|Awassi sheep grazing on stubble. Image: Ferrell Jenkins|
Awassi sheep are hardy, with a red head and legs, convex face and drooping ears. They are a fat-tailed sheep breed, having the characteristically heavy tail and hindquarters with fat storage deposits. Males are horned and females mostly polled. Awassi fleeces are double-coated with plenty of kemps, in a range of colours from white to brown. Ewes produce relatively large quantities of milk compared to other breeds. Awassi are the most numerous and widespread sheep breed in the Middle East.

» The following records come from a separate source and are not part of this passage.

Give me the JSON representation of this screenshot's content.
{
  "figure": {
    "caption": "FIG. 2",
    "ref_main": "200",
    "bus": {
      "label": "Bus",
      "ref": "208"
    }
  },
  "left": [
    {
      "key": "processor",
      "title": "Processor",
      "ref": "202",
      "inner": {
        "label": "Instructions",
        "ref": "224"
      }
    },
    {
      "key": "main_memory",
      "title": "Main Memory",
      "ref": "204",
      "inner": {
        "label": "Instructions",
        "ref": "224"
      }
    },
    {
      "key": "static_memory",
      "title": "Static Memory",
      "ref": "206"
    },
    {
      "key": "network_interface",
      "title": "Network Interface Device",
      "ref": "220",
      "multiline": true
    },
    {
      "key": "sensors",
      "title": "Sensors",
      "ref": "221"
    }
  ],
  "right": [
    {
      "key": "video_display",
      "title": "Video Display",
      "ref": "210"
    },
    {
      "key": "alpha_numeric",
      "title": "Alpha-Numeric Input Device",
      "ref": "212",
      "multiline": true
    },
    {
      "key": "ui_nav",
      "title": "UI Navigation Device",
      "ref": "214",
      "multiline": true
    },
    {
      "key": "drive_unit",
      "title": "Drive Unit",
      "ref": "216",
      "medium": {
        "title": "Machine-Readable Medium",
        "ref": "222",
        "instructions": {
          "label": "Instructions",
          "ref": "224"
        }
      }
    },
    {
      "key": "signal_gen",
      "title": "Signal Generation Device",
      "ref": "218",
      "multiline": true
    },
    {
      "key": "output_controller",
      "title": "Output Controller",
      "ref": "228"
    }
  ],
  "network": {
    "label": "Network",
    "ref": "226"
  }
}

The image shows livestock grazing on the remains of a crop after the grain has been harvested. This manures the field as well as providing late summer/early autumn nutrition for the grazers. This practice will be isotopically visible only if the harvested crops are isotopically distinct from the plants the animals normally eat. Potential examples include: peas or beans in areas with little clover in the pasture (as legumes and non-legumes are isotopically distinct); C4 crops such as maize, millet, sorghum or sugarcane in predominantly C3 plant areas; or if the field crop has been heavily manured.